Port Orchard resident Ron Bates watched the value of his home drop by $40,000 last year but saw his property taxes increase at the same time.
And he’s not alone.
“Most of us who live in South Kitsap did see a tax increase,” even though South Kitsap home values dropped by 4 percent three years ago, 10 percent two years ago and 7 to 8 percent last year said Jim Avery, the Kitsap County assessor.
“In 2009, we voted for pretty significant increases for South Kitsap Fire and Rescue and for schools,” he said.
On Tuesday, the Port Orchard City Council voted to raise taxes by the 1 percent legal annual maximum amount.
Houses valued at about $240,000 will only owe $5 more each year in taxes, but the increase will bring in an estimated $23,044 more for the city this year compared to last year.
That was enough to turn two councilmen against the increase.
It passed with 5 in favor to 2 opposed.
Councilmen Fred Chang and Jim Colebank voted against the increase.
“I ran on a campaign promise not to raise taxes without a vote of the people,” said Colebank. “I’m trying to hold to my campaign promises.”
“It appears to me that people in the state of Washington don’t want to raise taxes right now,” he said, referencing the election on Nov. 2.
Chang said that he didn’t want the money to just go into the general fund but “wanted something more tangable.”
"I actually wanted to be convinced why I should vote for this 1 percent increase," he said. "I wanted it to be designated."

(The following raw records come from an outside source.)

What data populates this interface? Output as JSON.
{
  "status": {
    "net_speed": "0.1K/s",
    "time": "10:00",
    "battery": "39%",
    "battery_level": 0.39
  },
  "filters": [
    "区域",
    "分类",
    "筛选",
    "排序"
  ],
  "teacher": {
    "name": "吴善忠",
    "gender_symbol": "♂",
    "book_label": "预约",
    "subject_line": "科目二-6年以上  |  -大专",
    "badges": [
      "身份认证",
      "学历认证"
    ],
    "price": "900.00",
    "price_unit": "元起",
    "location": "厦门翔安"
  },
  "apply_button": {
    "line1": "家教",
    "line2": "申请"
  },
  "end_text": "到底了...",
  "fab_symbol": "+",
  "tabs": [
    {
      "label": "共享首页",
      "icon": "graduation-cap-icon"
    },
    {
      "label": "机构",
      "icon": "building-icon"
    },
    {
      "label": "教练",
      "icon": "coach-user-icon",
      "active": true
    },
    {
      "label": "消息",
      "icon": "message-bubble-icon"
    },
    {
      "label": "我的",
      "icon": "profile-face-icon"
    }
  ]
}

But Carolyn Powers, who voted for the increase, said the price tag wasn’t terribly high, considering that the city didn’t raise the tax last year and its expenses have increased.
Mayor Larry Coppola agreed.
“Basically, it’s $5 for the whole year, but our costs have gone up significantly,” he said.
For example, he noted, three of the city’s police cars have more than 100,000 miles on them.
“There comes a point where you either have to raise taxes or cut services,” he said. “We’ve done a good job of managing the city’s money, but there’s some things that we just can’t put off any longer.”
The council held a public meeting on Oct. 26 to discuss the proposed tax increase, and the ordinance passing the increase states that the council members thought the issue thoroughly.